# Records shown

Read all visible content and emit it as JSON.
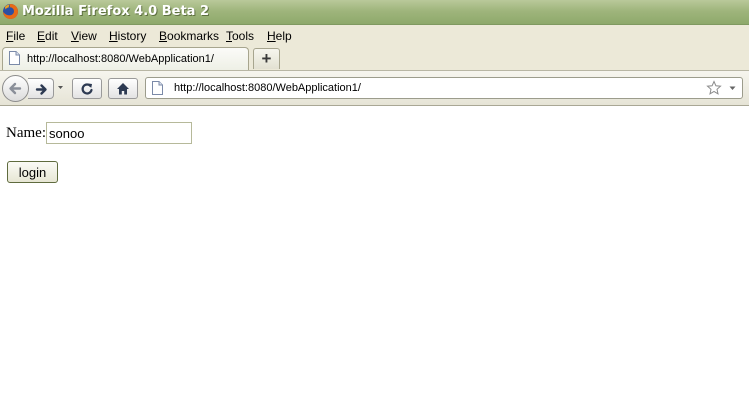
{
  "window": {
    "title": "Mozilla Firefox 4.0 Beta 2"
  },
  "menu": [
    {
      "label": "File",
      "accel": "F",
      "rest": "ile"
    },
    {
      "label": "Edit",
      "accel": "E",
      "rest": "dit"
    },
    {
      "label": "View",
      "accel": "V",
      "rest": "iew"
    },
    {
      "label": "History",
      "accel": "H",
      "rest": "istory"
    },
    {
      "label": "Bookmarks",
      "accel": "B",
      "rest": "ookmarks"
    },
    {
      "label": "Tools",
      "accel": "T",
      "rest": "ools"
    },
    {
      "label": "Help",
      "accel": "H",
      "rest": "elp"
    }
  ],
  "tabs": [
    {
      "label": "http://localhost:8080/WebApplication1/",
      "icon": "page-icon",
      "active": true
    }
  ],
  "newtab": {
    "label": "+"
  },
  "nav": {
    "url": "http://localhost:8080/WebApplication1/",
    "icons": [
      "back-icon",
      "forward-icon",
      "reload-icon",
      "home-icon",
      "bookmark-star-icon"
    ]
  },
  "form": {
    "name_label": "Name:",
    "name_value": "sonoo",
    "login_label": "login"
  },
  "colors": {
    "titlebar": "#9fb57c",
    "chrome": "#ece9d8"
  }
}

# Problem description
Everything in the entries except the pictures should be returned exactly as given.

# Answer for the task
Read all visible content and emit it as JSON.
{
  "window": {
    "title": "Mozilla Firefox 4.0 Beta 2"
  },
  "menu": [
    {
      "label": "File",
      "accel": "F",
      "rest": "ile"
    },
    {
      "label": "Edit",
      "accel": "E",
      "rest": "dit"
    },
    {
      "label": "View",
      "accel": "V",
      "rest": "iew"
    },
    {
      "label": "History",
      "accel": "H",
      "rest": "istory"
    },
    {
      "label": "Bookmarks",
      "accel": "B",
      "rest": "ookmarks"
    },
    {
      "label": "Tools",
      "accel": "T",
      "rest": "ools"
    },
    {
      "label": "Help",
      "accel": "H",
      "rest": "elp"
    }
  ],
  "tabs": [
    {
      "label": "http://localhost:8080/WebApplication1/",
      "icon": "page-icon",
      "active": true
    }
  ],
  "newtab": {
    "label": "+"
  },
  "nav": {
    "url": "http://localhost:8080/WebApplication1/",
    "icons": [
      "back-icon",
      "forward-icon",
      "reload-icon",
      "home-icon",
      "bookmark-star-icon"
    ]
  },
  "form": {
    "name_label": "Name:",
    "name_value": "sonoo",
    "login_label": "login"
  },
  "colors": {
    "titlebar": "#9fb57c",
    "chrome": "#ece9d8"
  }
}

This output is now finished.